Play With Me

From the WebMD Archives

Children with autism find it difficult to socialize with their peers and many of our children with autism lack appropriate play skills. The ability for our children to play is important because it can develop language and encourage imagination. Play can also lessen our children’s isolation and create opportunities to interact with their peers. Children often connect through play and having similar likes and dislikes. My typical child Hayden will identify friends by what they like to play with and talk about on the playground. I’ll find myself associating his friends with the connections they have with my son. I remember Hayden running up to a boy on Halloween and asking to take a picture with him because he had on an Iron Man costume, just like Hayden’s costume. He did not know this boy, but there was an instant connection due to them liking the same things.

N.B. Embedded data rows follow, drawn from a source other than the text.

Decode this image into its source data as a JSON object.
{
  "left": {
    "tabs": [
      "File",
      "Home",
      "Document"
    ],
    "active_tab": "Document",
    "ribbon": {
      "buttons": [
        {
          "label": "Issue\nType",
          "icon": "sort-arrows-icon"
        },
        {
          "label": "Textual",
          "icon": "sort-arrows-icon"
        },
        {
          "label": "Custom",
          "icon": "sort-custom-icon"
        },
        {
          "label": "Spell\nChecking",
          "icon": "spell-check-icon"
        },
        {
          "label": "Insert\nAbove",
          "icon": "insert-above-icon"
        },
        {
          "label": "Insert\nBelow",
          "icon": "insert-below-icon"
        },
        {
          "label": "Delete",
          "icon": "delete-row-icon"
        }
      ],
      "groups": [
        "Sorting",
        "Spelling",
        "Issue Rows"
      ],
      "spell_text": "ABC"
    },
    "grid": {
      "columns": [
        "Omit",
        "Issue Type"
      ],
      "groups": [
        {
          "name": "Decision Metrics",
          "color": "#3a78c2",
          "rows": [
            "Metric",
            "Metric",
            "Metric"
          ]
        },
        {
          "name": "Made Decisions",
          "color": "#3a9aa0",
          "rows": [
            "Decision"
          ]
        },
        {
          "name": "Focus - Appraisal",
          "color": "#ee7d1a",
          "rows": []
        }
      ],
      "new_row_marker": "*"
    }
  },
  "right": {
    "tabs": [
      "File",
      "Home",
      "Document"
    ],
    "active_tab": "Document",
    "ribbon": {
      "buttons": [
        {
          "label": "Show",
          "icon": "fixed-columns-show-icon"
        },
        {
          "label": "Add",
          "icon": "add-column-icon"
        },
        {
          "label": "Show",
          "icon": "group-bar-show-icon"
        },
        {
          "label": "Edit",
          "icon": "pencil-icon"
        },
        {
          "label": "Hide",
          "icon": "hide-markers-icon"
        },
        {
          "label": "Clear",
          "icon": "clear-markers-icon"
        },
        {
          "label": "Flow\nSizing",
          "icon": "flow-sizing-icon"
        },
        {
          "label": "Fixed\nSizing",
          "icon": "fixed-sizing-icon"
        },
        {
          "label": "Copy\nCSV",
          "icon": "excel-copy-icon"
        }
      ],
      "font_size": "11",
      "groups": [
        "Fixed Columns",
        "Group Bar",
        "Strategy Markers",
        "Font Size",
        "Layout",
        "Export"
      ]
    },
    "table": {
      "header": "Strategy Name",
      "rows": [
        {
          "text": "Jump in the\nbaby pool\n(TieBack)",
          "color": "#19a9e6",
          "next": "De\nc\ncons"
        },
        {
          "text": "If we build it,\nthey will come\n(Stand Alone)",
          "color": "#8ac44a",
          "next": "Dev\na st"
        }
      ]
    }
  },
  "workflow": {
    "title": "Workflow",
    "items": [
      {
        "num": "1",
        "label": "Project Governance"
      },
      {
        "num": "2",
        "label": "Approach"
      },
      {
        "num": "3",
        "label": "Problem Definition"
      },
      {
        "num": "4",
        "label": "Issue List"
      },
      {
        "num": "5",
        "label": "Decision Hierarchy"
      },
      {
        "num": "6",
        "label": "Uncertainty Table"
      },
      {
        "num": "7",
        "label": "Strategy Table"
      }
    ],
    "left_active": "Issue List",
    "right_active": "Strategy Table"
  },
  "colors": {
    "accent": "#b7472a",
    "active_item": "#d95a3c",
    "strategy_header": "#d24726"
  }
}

Lately, Hayden and I have been talking a lot about Broden’s autism because he has been bringing up some great questions. In return, I’ve tried to ask some questions to Hayden to encourage him to describe his feeling about Broden’s autism and to find ways to create situations where they can connect. I asked Hayden the other day, “What do you not like about Broden?” Hayden was very quick to answer. He said, “I don’t like Broden because he doesn’t like to play with the same things that I like to play with.” Broden is only 20 months younger than Hayden. Hayden knows Broden is going to be 5 years old soon and he remembers very distinctly what he played with when he was that age. Hayden said, “Mom, I played with GI Joe and Star Wars. Broden doesn’t like that stuff.” A light went on in my head.

I spoke with Broden’s BCBA (Board Certified Behavior Analyst) and relayed to her the discussion I had with Hayden. I asked her if there was any way that we could take a look at the toys we were teaching Broden to play with at his ABA (Applied Behavior Analysis) clinic. Instead of teaching Broden to play with a barn or an alphabet game, we decided to create our own list of toys for Broden to learn to play with and ask Hayden for help. With Hayden’s help, we could assure that Broden would learn to play with toys that Hayden would like and this, in turn, would help Hayden feel included.


Once Hayden and I sat down together we started to talk about all the things that Broden should try. One thing on the list was teaching Broden how to play a Wii game. Hayden said, “Broden just watches me play Wii. It would be fun to be able to play a game with Broden.” What was so wonderful about this process was that I realized that we were not only going to be creating new and exciting experiences for Broden, but also providing connections for our two boys.

Last week was the first week of implementing our new approach to play. Broden brings his own bag of toys to clinic and we plan to add new toys to his toy bag once he masters his first bag of toys. There may be toys that Broden has no interest in, but the hope is that there might be a few things that may connect Hayden and Broden. I caught a glimpse of it this weekend when Broden grabbed a foam sword out of his bedroom. A few minutes later, Hayden picked it up and started to play with it. I thought, “Ah! Both of them seemed interested in the same toy.” I acknowledged this as a step in the right direction. It may be a small step, but in the world of autism, we’ll accept any type of step as long as it is in the right direction.

Being in the military, there are many programs available to give your children with autism opportunities to try new things and to create situations where your child can socialize and play with other children. Remember that each experience is allowing your child to grow. At Fort Hood, TX, the EFMP (Exceptional Family Program) has a program called the Sea Dragons. This program allows families with special needs children to swim together. They create a safe and welcoming environment for families that may not be available at a public pool.

Programs, like the Sea Dragons, are provided at military installations to ensure families with special needs have opportunities to grow. I encourage you to reach out to your EFMP at your installation to see what is provided in your area.

Again, appropriate play for children with autism can be quite difficult to achieve, but there are ways to tackle this obstacle. If your child with autism has siblings, ask for their help. Make this a team effort so you can allow the entire family to feel connected to their sibling with autism. In many ways, if the siblings are a part of the process, they may be more inclined to ensure their sibling with autism succeeds because if their sibling with autism succeeds, then they have as well. They will remember that there is more hope with every small victory.

WebMD Feature from “Exceptional Parent” Magazine

WebMD Feature from “Exceptional Parent” Magazine


This article is reprinted with permission from Exceptional Parent Magazine, with permission from EP Global Communication

Copyright © 2010 by EP Global Communications